A recent research brief from the Brookings Institution takes a look at the startling rise of concentrated poverty in America over the past decade or so.
The brief finds that the number of neighborhoods in the U.S. where at least 40% of residents are considered poor has risen by more than 70% since 2000. That is to say, poverty has become more concentrated in certain areas. That's significant because the Brookings researchers say people living in areas of concentrated poverty face a "double burden" – their own poverty, and the poverty of those around them:
The challenges of poor neighborhoods – including worse health outcomes, higher crime rates, failing schools, and fewer job opportunities – make it that much harder for individuals and families to escape poverty and often perpetuate and entrench poverty across generations. These factors affect not only the residents and communities touched by concentrated disadvantage, but also the regions they inhabit and the ability of those metro areas to grow in inclusive and sustainable ways.
The problem of concentrated poverty has been spreading to places you might not expect: the suburbs. Brookings finds that the number of neighborhoods with at least 40% of people living in poverty has grown by 150% in the suburbs since 2000. That's about triple the rate of growth in urban areas during the same time.
And there's one metropolitan area in Michigan where the rise of suburban poverty stands out: Grand Rapids.
In 2000, no census tract in the Grand Rapids suburbs had a poverty rate above 20%, according to Brookings. By the period of 2008-2012, there were 20 suburban census tracts with that distinction.

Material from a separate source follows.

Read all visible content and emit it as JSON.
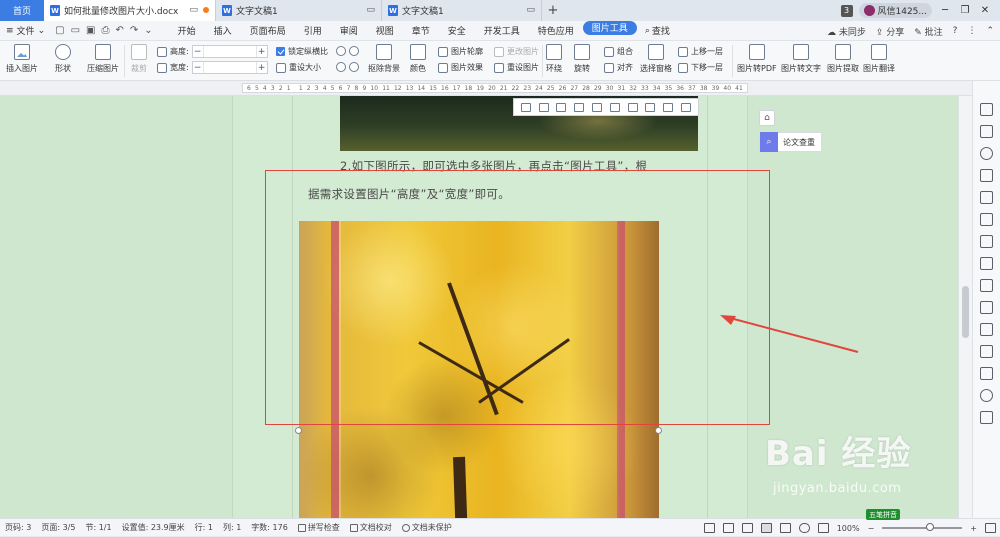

Nearly a third of the people living in poverty in the Grand Rapids area right now live in the suburbs.
Grand Rapids ranks eighth in the country for the rise in suburban poverty concentration since 2000.
Grand Rapids isn't the only area in Michigan where suburban poverty is growing. The Brookings data shows an 88% growth in suburban poverty in the Detroit metro area over the same time period. In Grand Rapids, the number is 107%.

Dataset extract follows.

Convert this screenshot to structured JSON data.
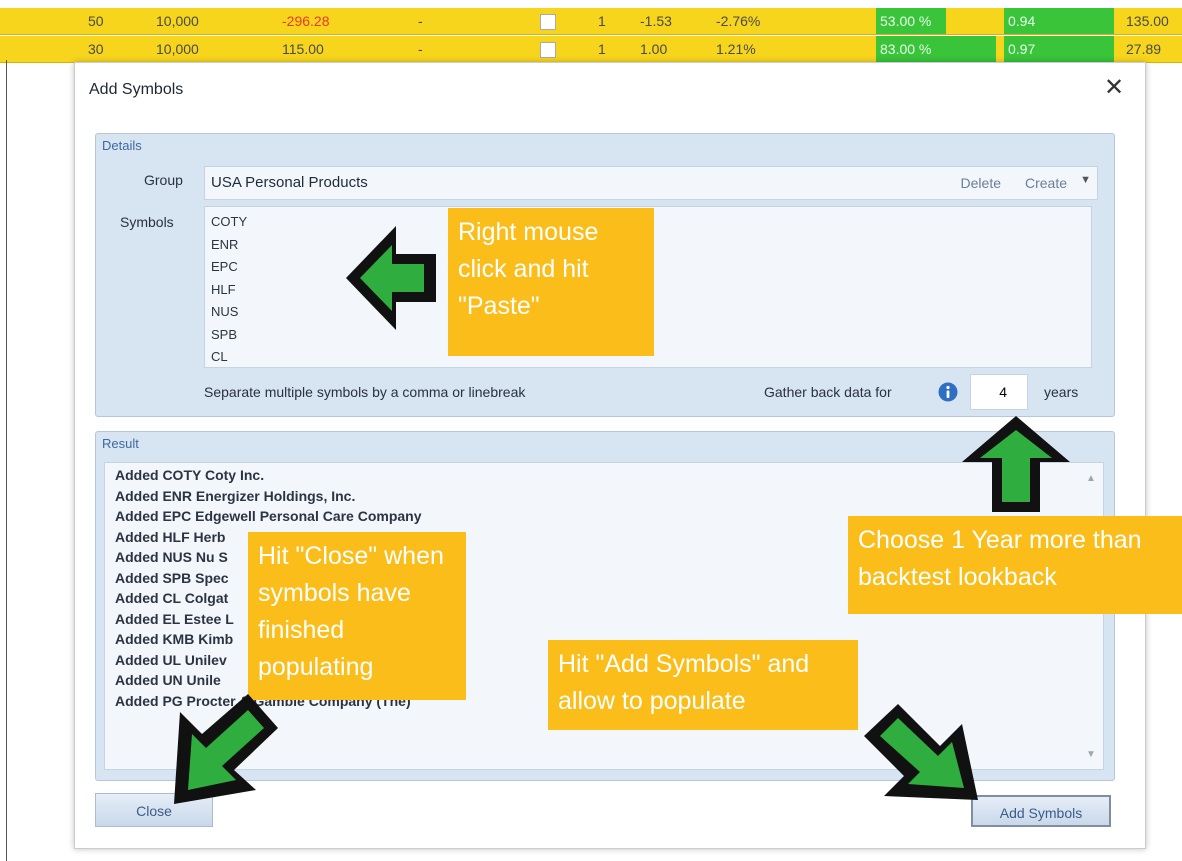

This data has major implications for how we attack the problem of poverty in our communities. For decades, our government assistance offices and our non-profits have focused their energies in cities. Concentrated poverty was an urban problem.
The Brookings research shows that's changing. Organizations will have to change along with it.